A word-for-word copy of the records that follow is needed, with every picture omitted.

***

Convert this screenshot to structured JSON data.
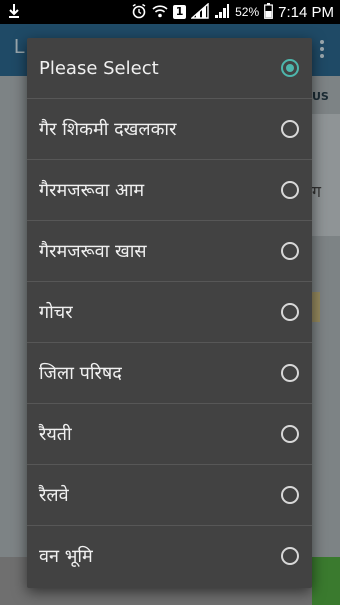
{
  "status_bar": {
    "download_icon": "download-icon",
    "sim_number": "1",
    "battery_percent": "52%",
    "time": "7:14 PM"
  },
  "background_app": {
    "title_fragment": "L",
    "tag_fragment": "US",
    "card_fragment": "ग"
  },
  "dialog": {
    "selected_index": 0,
    "options": [
      {
        "label": "Please Select",
        "selected": true
      },
      {
        "label": "गैर शिकमी दखलकार",
        "selected": false
      },
      {
        "label": "गैरमजरूवा आम",
        "selected": false
      },
      {
        "label": "गैरमजरूवा खास",
        "selected": false
      },
      {
        "label": "गोचर",
        "selected": false
      },
      {
        "label": "जिला परिषद",
        "selected": false
      },
      {
        "label": "रैयती",
        "selected": false
      },
      {
        "label": "रैलवे",
        "selected": false
      },
      {
        "label": "वन भूमि",
        "selected": false
      }
    ]
  },
  "colors": {
    "accent": "#4db6ac",
    "dialog_bg": "#424242",
    "app_bar": "#1f4a66"
  }
}
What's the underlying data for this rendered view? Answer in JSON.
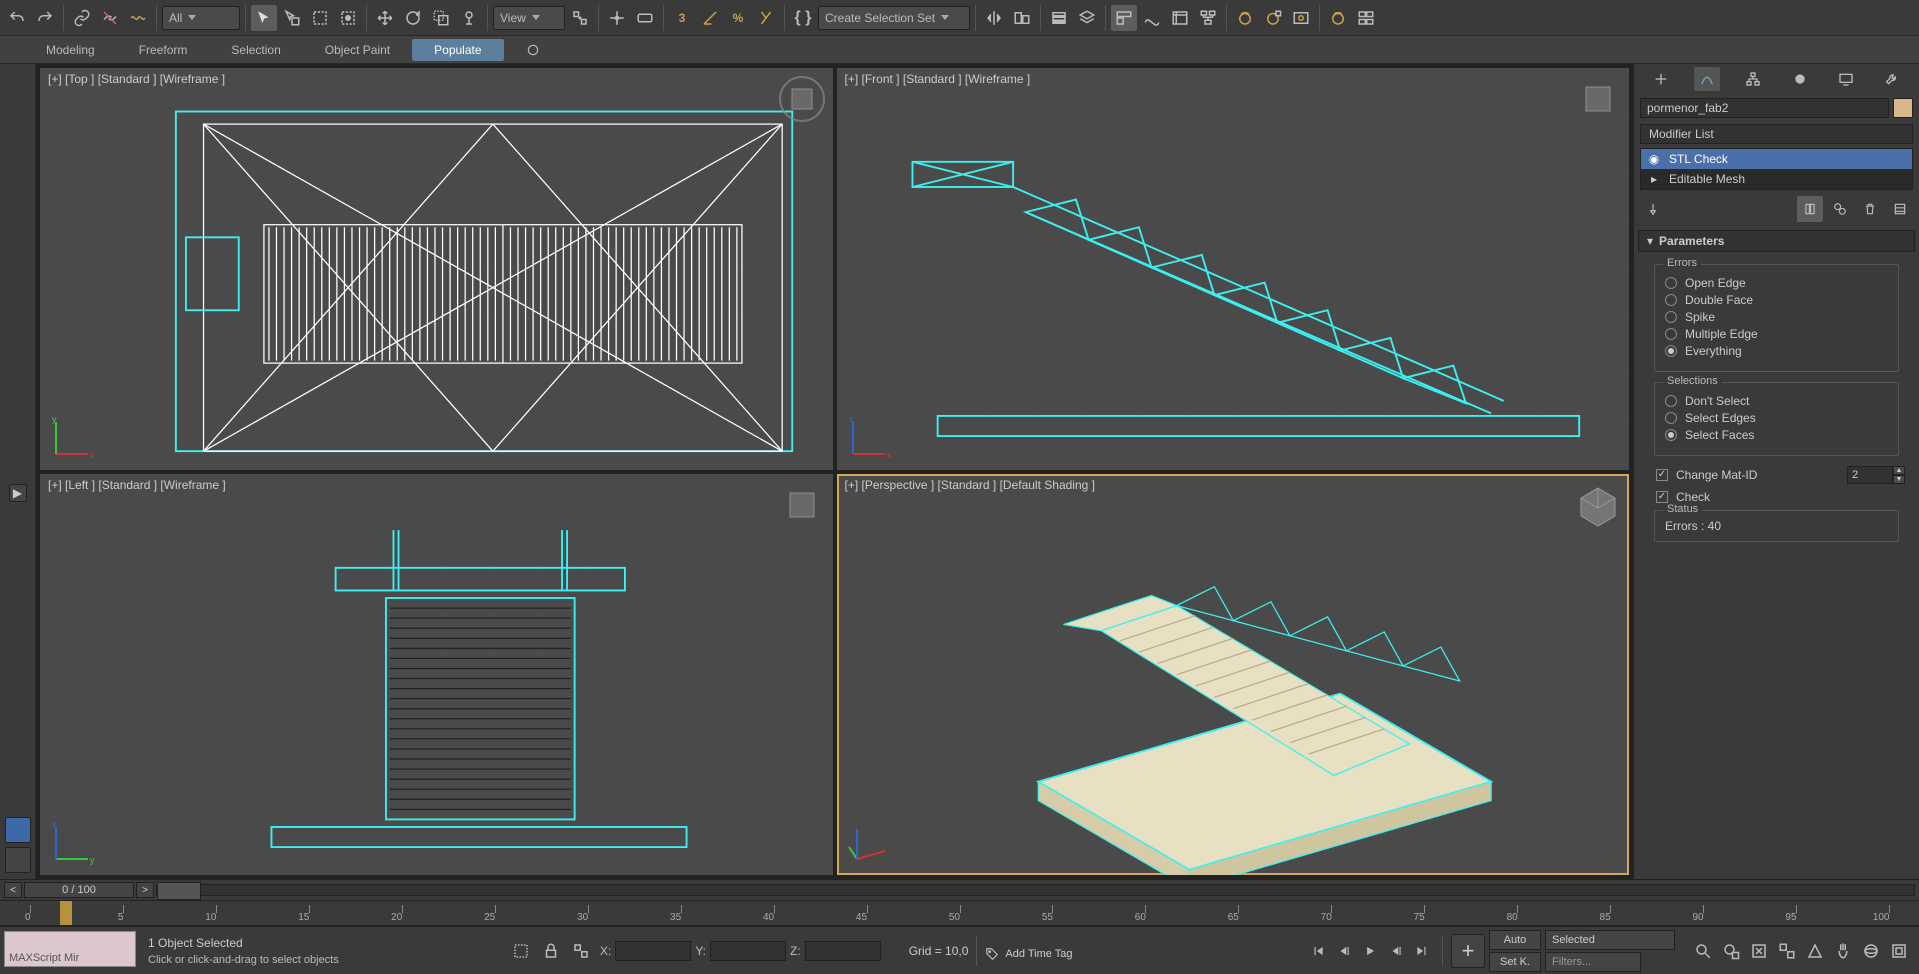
{
  "toolbar": {
    "filter_label": "All",
    "view_label": "View",
    "selset_label": "Create Selection Set"
  },
  "ribbon": {
    "tabs": [
      "Modeling",
      "Freeform",
      "Selection",
      "Object Paint",
      "Populate"
    ],
    "active": 4
  },
  "viewports": {
    "top": "[+] [Top ] [Standard ] [Wireframe ]",
    "front": "[+] [Front ] [Standard ] [Wireframe ]",
    "left": "[+] [Left ] [Standard ] [Wireframe ]",
    "persp": "[+] [Perspective ] [Standard ] [Default Shading ]"
  },
  "panel": {
    "object_name": "pormenor_fab2",
    "modlist_label": "Modifier List",
    "stack": {
      "stl": "STL Check",
      "mesh": "Editable Mesh"
    },
    "rollout_title": "Parameters",
    "errors_legend": "Errors",
    "errors_opts": [
      "Open Edge",
      "Double Face",
      "Spike",
      "Multiple Edge",
      "Everything"
    ],
    "errors_sel": 4,
    "sel_legend": "Selections",
    "sel_opts": [
      "Don't Select",
      "Select Edges",
      "Select Faces"
    ],
    "sel_sel": 2,
    "change_matid": "Change Mat-ID",
    "matid_val": "2",
    "check_label": "Check",
    "status_legend": "Status",
    "status_text": "Errors : 40"
  },
  "track": {
    "counter": "0 / 100"
  },
  "timeline_ticks": [
    0,
    5,
    10,
    15,
    20,
    25,
    30,
    35,
    40,
    45,
    50,
    55,
    60,
    65,
    70,
    75,
    80,
    85,
    90,
    95,
    100
  ],
  "status": {
    "mx1": "",
    "mx2": "MAXScript Mir",
    "sel_count": "1 Object Selected",
    "prompt": "Click or click-and-drag to select objects",
    "x": "X:",
    "y": "Y:",
    "z": "Z:",
    "grid": "Grid = 10,0",
    "auto": "Auto",
    "setk": "Set K.",
    "selected": "Selected",
    "filters": "Filters...",
    "addtag": "Add Time Tag"
  }
}
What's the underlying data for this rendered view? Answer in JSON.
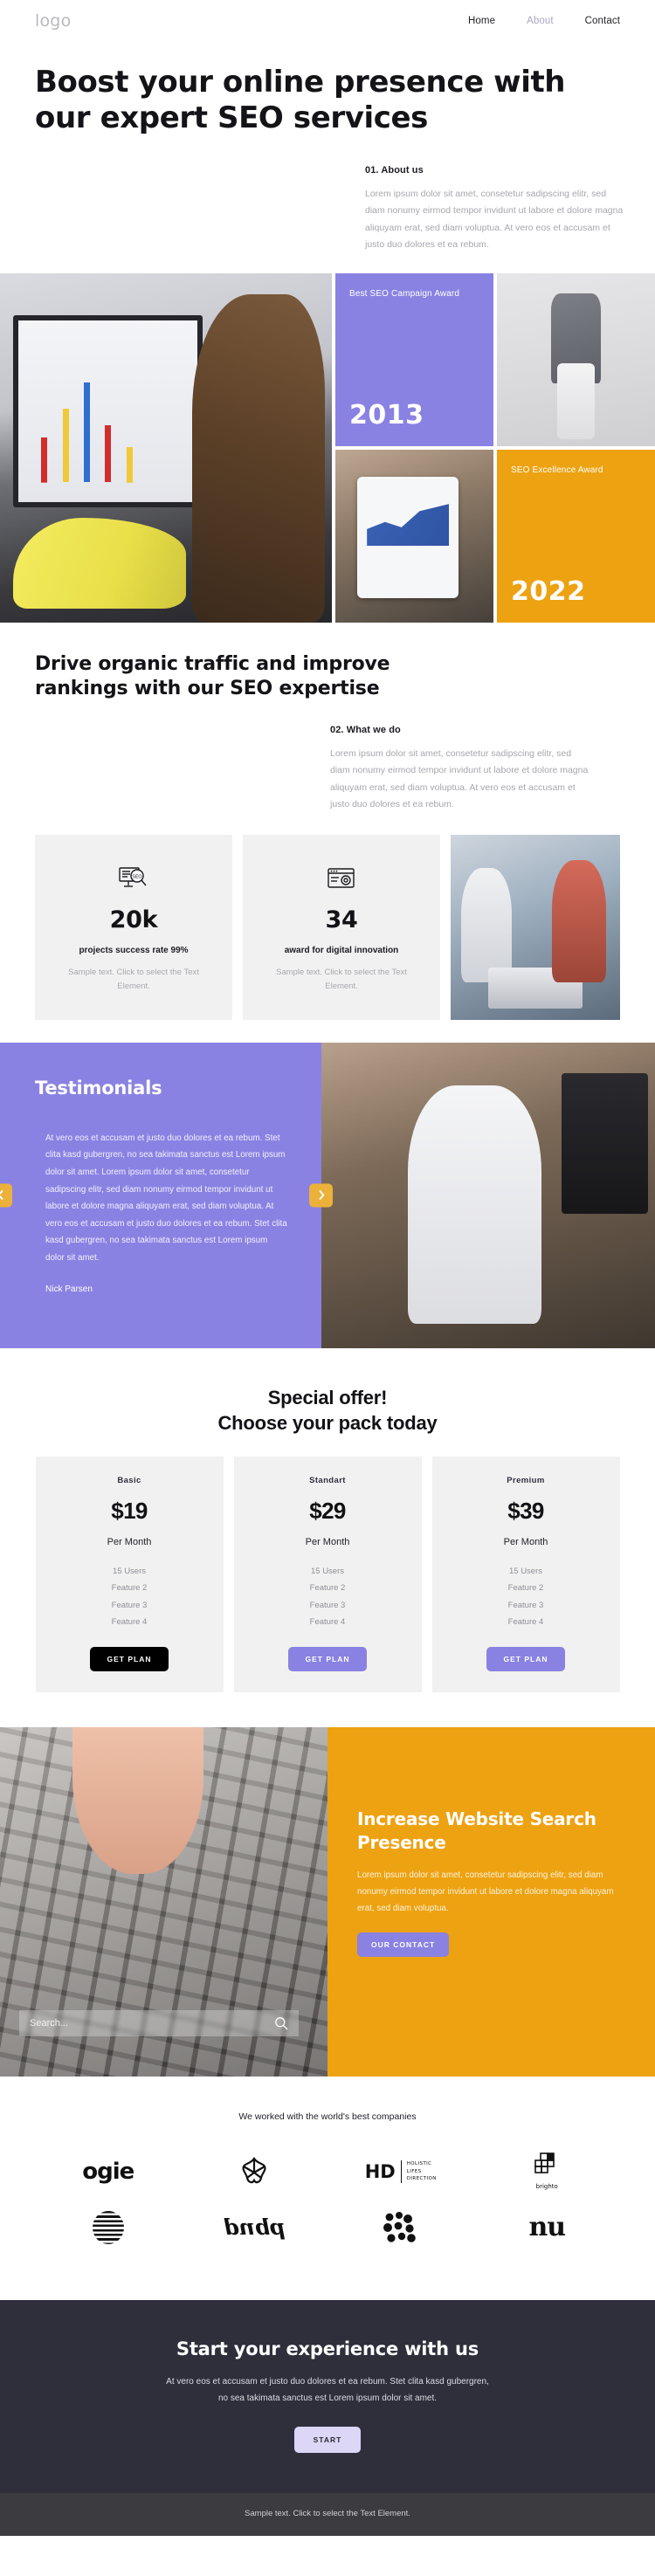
{
  "header": {
    "logo": "logo",
    "nav": [
      {
        "label": "Home",
        "muted": false
      },
      {
        "label": "About",
        "muted": true
      },
      {
        "label": "Contact",
        "muted": false
      }
    ]
  },
  "hero": {
    "title": "Boost your online presence with our expert SEO services",
    "eyebrow": "01. About us",
    "paragraph": "Lorem ipsum dolor sit amet, consetetur sadipscing elitr, sed diam nonumy eirmod tempor invidunt ut labore et dolore magna aliquyam erat, sed diam voluptua. At vero eos et accusam et justo duo dolores et ea rebum."
  },
  "awards": [
    {
      "title": "Best SEO Campaign Award",
      "year": "2013",
      "color": "#8a82e2"
    },
    {
      "title": "SEO Excellence Award",
      "year": "2022",
      "color": "#eda211"
    }
  ],
  "section2": {
    "title": "Drive organic traffic and improve rankings with our SEO expertise",
    "eyebrow": "02. What we do",
    "paragraph": "Lorem ipsum dolor sit amet, consetetur sadipscing elitr, sed diam nonumy eirmod tempor invidunt ut labore et dolore magna aliquyam erat, sed diam voluptua. At vero eos et accusam et justo duo dolores et ea rebum.",
    "stats": [
      {
        "icon": "seo-search-icon",
        "number": "20k",
        "label": "projects success rate 99%",
        "sub": "Sample text. Click to select the Text Element."
      },
      {
        "icon": "browser-gear-icon",
        "number": "34",
        "label": "award for digital innovation",
        "sub": "Sample text. Click to select the Text Element."
      }
    ]
  },
  "testimonials": {
    "title": "Testimonials",
    "quote": "At vero eos et accusam et justo duo dolores et ea rebum. Stet clita kasd gubergren, no sea takimata sanctus est Lorem ipsum dolor sit amet. Lorem ipsum dolor sit amet, consetetur sadipscing elitr, sed diam nonumy eirmod tempor invidunt ut labore et dolore magna aliquyam erat, sed diam voluptua. At vero eos et accusam et justo duo dolores et ea rebum. Stet clita kasd gubergren, no sea takimata sanctus est Lorem ipsum dolor sit amet.",
    "author": "Nick Parsen",
    "prev_icon": "chevron-left-icon",
    "next_icon": "chevron-right-icon",
    "arrow_color": "#ebb13a"
  },
  "pricing": {
    "title_line1": "Special offer!",
    "title_line2": "Choose your pack today",
    "plans": [
      {
        "name": "Basic",
        "price": "$19",
        "period": "Per Month",
        "features": [
          "15 Users",
          "Feature 2",
          "Feature 3",
          "Feature 4"
        ],
        "button": "GET PLAN",
        "button_style": "dark"
      },
      {
        "name": "Standart",
        "price": "$29",
        "period": "Per Month",
        "features": [
          "15 Users",
          "Feature 2",
          "Feature 3",
          "Feature 4"
        ],
        "button": "GET PLAN",
        "button_style": "purple"
      },
      {
        "name": "Premium",
        "price": "$39",
        "period": "Per Month",
        "features": [
          "15 Users",
          "Feature 2",
          "Feature 3",
          "Feature 4"
        ],
        "button": "GET PLAN",
        "button_style": "purple"
      }
    ]
  },
  "promo": {
    "search_placeholder": "Search...",
    "search_value": "",
    "search_icon": "magnifier-icon",
    "title": "Increase Website Search Presence",
    "paragraph": "Lorem ipsum dolor sit amet, consetetur sadipscing elitr, sed diam nonumy eirmod tempor invidunt ut labore et dolore magna aliquyam erat, sed diam voluptua.",
    "button": "OUR CONTACT"
  },
  "clients": {
    "title": "We worked with the world's best companies",
    "logos": [
      {
        "name": "ogie-logo",
        "text": "ogie"
      },
      {
        "name": "flower-star-logo",
        "text": ""
      },
      {
        "name": "hd-holistic-lifes-direction-logo",
        "text": "HD",
        "sub": "HOLISTIC LIFES DIRECTION"
      },
      {
        "name": "brighto-logo",
        "text": "brighto"
      },
      {
        "name": "striped-circle-logo",
        "text": ""
      },
      {
        "name": "pbnd-script-logo",
        "text": ""
      },
      {
        "name": "dots-pattern-logo",
        "text": ""
      },
      {
        "name": "nu-serif-logo",
        "text": ""
      }
    ]
  },
  "footer": {
    "title": "Start your experience with us",
    "paragraph": "At vero eos et accusam et justo duo dolores et ea rebum. Stet clita kasd gubergren, no sea takimata sanctus est Lorem ipsum dolor sit amet.",
    "button": "START",
    "bottom_text": "Sample text. Click to select the Text Element."
  },
  "colors": {
    "purple": "#8a82e2",
    "orange": "#eda211",
    "dark": "#2f2f3c",
    "light_gray": "#f1f1f1"
  }
}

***

Answer space:
Convert this screenshot to structured JSON data.
{
  "status_bar": {
    "download_icon": "download-icon",
    "sim_number": "1",
    "battery_percent": "52%",
    "time": "7:14 PM"
  },
  "background_app": {
    "title_fragment": "L",
    "tag_fragment": "US",
    "card_fragment": "ग"
  },
  "dialog": {
    "selected_index": 0,
    "options": [
      {
        "label": "Please Select",
        "selected": true
      },
      {
        "label": "गैर शिकमी दखलकार",
        "selected": false
      },
      {
        "label": "गैरमजरूवा आम",
        "selected": false
      },
      {
        "label": "गैरमजरूवा खास",
        "selected": false
      },
      {
        "label": "गोचर",
        "selected": false
      },
      {
        "label": "जिला परिषद",
        "selected": false
      },
      {
        "label": "रैयती",
        "selected": false
      },
      {
        "label": "रैलवे",
        "selected": false
      },
      {
        "label": "वन भूमि",
        "selected": false
      }
    ]
  },
  "colors": {
    "accent": "#4db6ac",
    "dialog_bg": "#424242",
    "app_bar": "#1f4a66"
  }
}
What's the underlying data for this rendered view? Answer in JSON.
{
  "toolbar": {
    "filter_label": "All",
    "view_label": "View",
    "selset_label": "Create Selection Set"
  },
  "ribbon": {
    "tabs": [
      "Modeling",
      "Freeform",
      "Selection",
      "Object Paint",
      "Populate"
    ],
    "active": 4
  },
  "viewports": {
    "top": "[+] [Top ] [Standard ] [Wireframe ]",
    "front": "[+] [Front ] [Standard ] [Wireframe ]",
    "left": "[+] [Left ] [Standard ] [Wireframe ]",
    "persp": "[+] [Perspective ] [Standard ] [Default Shading ]"
  },
  "panel": {
    "object_name": "pormenor_fab2",
    "modlist_label": "Modifier List",
    "stack": {
      "stl": "STL Check",
      "mesh": "Editable Mesh"
    },
    "rollout_title": "Parameters",
    "errors_legend": "Errors",
    "errors_opts": [
      "Open Edge",
      "Double Face",
      "Spike",
      "Multiple Edge",
      "Everything"
    ],
    "errors_sel": 4,
    "sel_legend": "Selections",
    "sel_opts": [
      "Don't Select",
      "Select Edges",
      "Select Faces"
    ],
    "sel_sel": 2,
    "change_matid": "Change Mat-ID",
    "matid_val": "2",
    "check_label": "Check",
    "status_legend": "Status",
    "status_text": "Errors : 40"
  },
  "track": {
    "counter": "0 / 100"
  },
  "timeline_ticks": [
    0,
    5,
    10,
    15,
    20,
    25,
    30,
    35,
    40,
    45,
    50,
    55,
    60,
    65,
    70,
    75,
    80,
    85,
    90,
    95,
    100
  ],
  "status": {
    "mx1": "",
    "mx2": "MAXScript Mir",
    "sel_count": "1 Object Selected",
    "prompt": "Click or click-and-drag to select objects",
    "x": "X:",
    "y": "Y:",
    "z": "Z:",
    "grid": "Grid = 10,0",
    "auto": "Auto",
    "setk": "Set K.",
    "selected": "Selected",
    "filters": "Filters...",
    "addtag": "Add Time Tag"
  }
}
What's the underlying data for this rendered view? Answer in JSON.
{
  "header": {
    "logo": "logo",
    "nav": [
      {
        "label": "Home",
        "muted": false
      },
      {
        "label": "About",
        "muted": true
      },
      {
        "label": "Contact",
        "muted": false
      }
    ]
  },
  "hero": {
    "title": "Boost your online presence with our expert SEO services",
    "eyebrow": "01. About us",
    "paragraph": "Lorem ipsum dolor sit amet, consetetur sadipscing elitr, sed diam nonumy eirmod tempor invidunt ut labore et dolore magna aliquyam erat, sed diam voluptua. At vero eos et accusam et justo duo dolores et ea rebum."
  },
  "awards": [
    {
      "title": "Best SEO Campaign Award",
      "year": "2013",
      "color": "#8a82e2"
    },
    {
      "title": "SEO Excellence Award",
      "year": "2022",
      "color": "#eda211"
    }
  ],
  "section2": {
    "title": "Drive organic traffic and improve rankings with our SEO expertise",
    "eyebrow": "02. What we do",
    "paragraph": "Lorem ipsum dolor sit amet, consetetur sadipscing elitr, sed diam nonumy eirmod tempor invidunt ut labore et dolore magna aliquyam erat, sed diam voluptua. At vero eos et accusam et justo duo dolores et ea rebum.",
    "stats": [
      {
        "icon": "seo-search-icon",
        "number": "20k",
        "label": "projects success rate 99%",
        "sub": "Sample text. Click to select the Text Element."
      },
      {
        "icon": "browser-gear-icon",
        "number": "34",
        "label": "award for digital innovation",
        "sub": "Sample text. Click to select the Text Element."
      }
    ]
  },
  "testimonials": {
    "title": "Testimonials",
    "quote": "At vero eos et accusam et justo duo dolores et ea rebum. Stet clita kasd gubergren, no sea takimata sanctus est Lorem ipsum dolor sit amet. Lorem ipsum dolor sit amet, consetetur sadipscing elitr, sed diam nonumy eirmod tempor invidunt ut labore et dolore magna aliquyam erat, sed diam voluptua. At vero eos et accusam et justo duo dolores et ea rebum. Stet clita kasd gubergren, no sea takimata sanctus est Lorem ipsum dolor sit amet.",
    "author": "Nick Parsen",
    "prev_icon": "chevron-left-icon",
    "next_icon": "chevron-right-icon",
    "arrow_color": "#ebb13a"
  },
  "pricing": {
    "title_line1": "Special offer!",
    "title_line2": "Choose your pack today",
    "plans": [
      {
        "name": "Basic",
        "price": "$19",
        "period": "Per Month",
        "features": [
          "15 Users",
          "Feature 2",
          "Feature 3",
          "Feature 4"
        ],
        "button": "GET PLAN",
        "button_style": "dark"
      },
      {
        "name": "Standart",
        "price": "$29",
        "period": "Per Month",
        "features": [
          "15 Users",
          "Feature 2",
          "Feature 3",
          "Feature 4"
        ],
        "button": "GET PLAN",
        "button_style": "purple"
      },
      {
        "name": "Premium",
        "price": "$39",
        "period": "Per Month",
        "features": [
          "15 Users",
          "Feature 2",
          "Feature 3",
          "Feature 4"
        ],
        "button": "GET PLAN",
        "button_style": "purple"
      }
    ]
  },
  "promo": {
    "search_placeholder": "Search...",
    "search_value": "",
    "search_icon": "magnifier-icon",
    "title": "Increase Website Search Presence",
    "paragraph": "Lorem ipsum dolor sit amet, consetetur sadipscing elitr, sed diam nonumy eirmod tempor invidunt ut labore et dolore magna aliquyam erat, sed diam voluptua.",
    "button": "OUR CONTACT"
  },
  "clients": {
    "title": "We worked with the world's best companies",
    "logos": [
      {
        "name": "ogie-logo",
        "text": "ogie"
      },
      {
        "name": "flower-star-logo",
        "text": ""
      },
      {
        "name": "hd-holistic-lifes-direction-logo",
        "text": "HD",
        "sub": "HOLISTIC LIFES DIRECTION"
      },
      {
        "name": "brighto-logo",
        "text": "brighto"
      },
      {
        "name": "striped-circle-logo",
        "text": ""
      },
      {
        "name": "pbnd-script-logo",
        "text": ""
      },
      {
        "name": "dots-pattern-logo",
        "text": ""
      },
      {
        "name": "nu-serif-logo",
        "text": ""
      }
    ]
  },
  "footer": {
    "title": "Start your experience with us",
    "paragraph": "At vero eos et accusam et justo duo dolores et ea rebum. Stet clita kasd gubergren, no sea takimata sanctus est Lorem ipsum dolor sit amet.",
    "button": "START",
    "bottom_text": "Sample text. Click to select the Text Element."
  },
  "colors": {
    "purple": "#8a82e2",
    "orange": "#eda211",
    "dark": "#2f2f3c",
    "light_gray": "#f1f1f1"
  }
}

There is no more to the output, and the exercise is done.